not technically a Georgian man, being … well, Spanish! However, Joseph Williamson, the clock-maker we are concerned with today was certainly living in Georgian London.

In 1719, the Royal Society of Great Britain published a letter from Mr. Joseph Williamson regarding a curious little clock found in a cabinet belonging to King Charles II of Spain. Williamson was astounded by the description of the genius little clock – an equation clock no less – which measured not only standard time, but also the correct solar time simultaneously – mostly because he immediately recognised it as one of his own!

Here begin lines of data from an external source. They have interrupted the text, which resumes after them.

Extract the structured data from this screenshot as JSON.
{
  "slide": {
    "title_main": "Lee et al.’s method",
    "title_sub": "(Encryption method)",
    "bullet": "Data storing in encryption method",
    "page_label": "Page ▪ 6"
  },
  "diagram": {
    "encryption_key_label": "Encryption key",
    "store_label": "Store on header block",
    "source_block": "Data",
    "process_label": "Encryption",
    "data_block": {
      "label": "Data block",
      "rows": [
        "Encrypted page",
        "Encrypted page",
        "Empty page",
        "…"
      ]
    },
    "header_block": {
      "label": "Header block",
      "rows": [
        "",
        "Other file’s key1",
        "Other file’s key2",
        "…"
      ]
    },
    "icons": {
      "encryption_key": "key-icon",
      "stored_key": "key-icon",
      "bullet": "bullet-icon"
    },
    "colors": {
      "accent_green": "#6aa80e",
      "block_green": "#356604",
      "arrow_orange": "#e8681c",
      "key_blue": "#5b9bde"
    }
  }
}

The death of the Spanish King was not wholly unexpected. Bettern known as ‘El Hechizado’, or ‘The Bewitched’ – Charles was then product of generations of inbreeding and was plagued with healthn difficulties throughout his life. The last of the Spanish Habsburgs,n Charles had a prominent ‘Habsburg jaw’ which made it incrediblyn difficult for the monarch to speak or eat. In his family tree, hisn ancestor Joanna I of Castle (Joanna the Mad) appears no lessn than seventeen times and he was a son, a grand-nephew and an first-cousin to his own Father simultaneously. American historiann William Durant, writing about the Spanish king in 1963 describedn him as: “short, lame, epileptic, senile and completely bald beforen 35, always on the verge of death but repeatedly baffling Christendom by continuing to live.”

As a result of the health problems caused by generations of inter-marrying, Charles had no

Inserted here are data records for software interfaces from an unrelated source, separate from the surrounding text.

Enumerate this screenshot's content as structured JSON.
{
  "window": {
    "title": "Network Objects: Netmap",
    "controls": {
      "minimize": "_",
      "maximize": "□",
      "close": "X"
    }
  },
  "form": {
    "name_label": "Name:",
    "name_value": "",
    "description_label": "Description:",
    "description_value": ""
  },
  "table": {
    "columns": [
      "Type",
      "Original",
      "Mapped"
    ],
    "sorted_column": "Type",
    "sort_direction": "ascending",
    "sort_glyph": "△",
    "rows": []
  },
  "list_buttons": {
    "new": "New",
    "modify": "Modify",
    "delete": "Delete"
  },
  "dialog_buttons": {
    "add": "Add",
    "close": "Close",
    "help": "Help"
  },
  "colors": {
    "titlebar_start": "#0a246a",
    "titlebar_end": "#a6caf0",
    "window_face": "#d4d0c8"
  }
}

heirs. His death therefore led directly to the War of the Spanish Succession and so the publishing of the contents of the late King’s private rooms was a source of some intrigue – but nobody could have been more surprised than Joseph Williamson when he discovered he had been a clock-maker to the King all those years without knowing! The clocks were sold through another maker named Daniel Quare, who also sold one of Williamson’s equation clocks to King William III of England, Scotland and Ireland. At that time, clocks were changing quickly, with more and more accurate clocks being invented every year. So for kings and wealthy men interested in having the best technology of the day, equation clocks were a must have.

While Williamson was an Irish clock-maker, and had trained in Dublin, he worked in London – as many Irish clock-makers of that time did. He rubbed shoulders with great makers like Thomas Tompion – the Father of English Clock-making. This watch of his is a little earlier than the invention of his equation clock, but even here we can see his fine craftsmanship and attention to detail. Dating to 1690, it is a silver quarter-repeating pocket watch. Repeating pocket watches chime the hours and minutes displayed on the clock-face at the press of a button. An incredibly complex mechanism for that time, and difficult to make, the repeating watch had only been invented 14 years earlier.

See this watch, and more treasures from the history of clock-making, in the Irish Museum of Time – opening early 2020 in the former nineteenth-century Greyfriars Church.